  21. Tanaka N, Mimura M, Ogi K, Amagasa T. Primary malignant melanoma of the oral cavity: Assessment of outcome from the clinical records of 35 patients. Int J Oral Maxillofac Surg 2004;33:761–765. [CrossRef] [PubMed] [Google Scholar]

All Tables

Table 1

Clinical staging system for oral malignant melanoma with histopathologic microstaging for stage I (Prasad [20]).

Table 2

Summary of literature case reports: Demographic, clinical and histopathological findings, pathology diagnosis of premalignant melanocytic lesion and time to onset of oral malignant melanoma.

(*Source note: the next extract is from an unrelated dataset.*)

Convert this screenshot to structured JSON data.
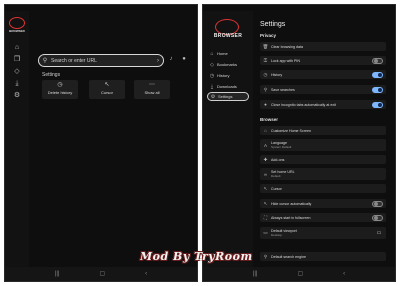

All Figures

thumbnail Fig. 1

Clinical presentation: A. An extensive pigmented lesion with variegation was seen in the maxillary buccal gingiva and alveolar mucosa from tooth #16 extending to #27 with ulcerated soft and friable nodule of 2 cm long. B. Patchy dark pigmentations were also found in the whole palate.

In the text
thumbnail Fig. 2

Computed tomography scan: A. Axial. B. Frontal slices: no bone spread was noted.

In the text
thumbnail Fig. 3

Radiotherapy sequel: A. Xerostomia. B. Radiation induced oral mucositis. C. Radiation induced dermatitis.

In the text
thumbnail Fig. 4

Superposition of clinical aspects: A. Clinical presentation at diagnosis. B. 7-months follow up presentation. C. 10-months follow up presentation: decrease in the extent of the lesion.

In the text

Current usage metrics show cumulative count of Article Views (full-text article views including HTML views, PDF and ePub downloads, according to the available data) and Abstracts Views on Vision4Press platform.

Data correspond to usage on the plateform after 2015. The current usage metrics is available 48-96 hours after online publication and is updated daily on week days.

Initial download of the metrics may take a while.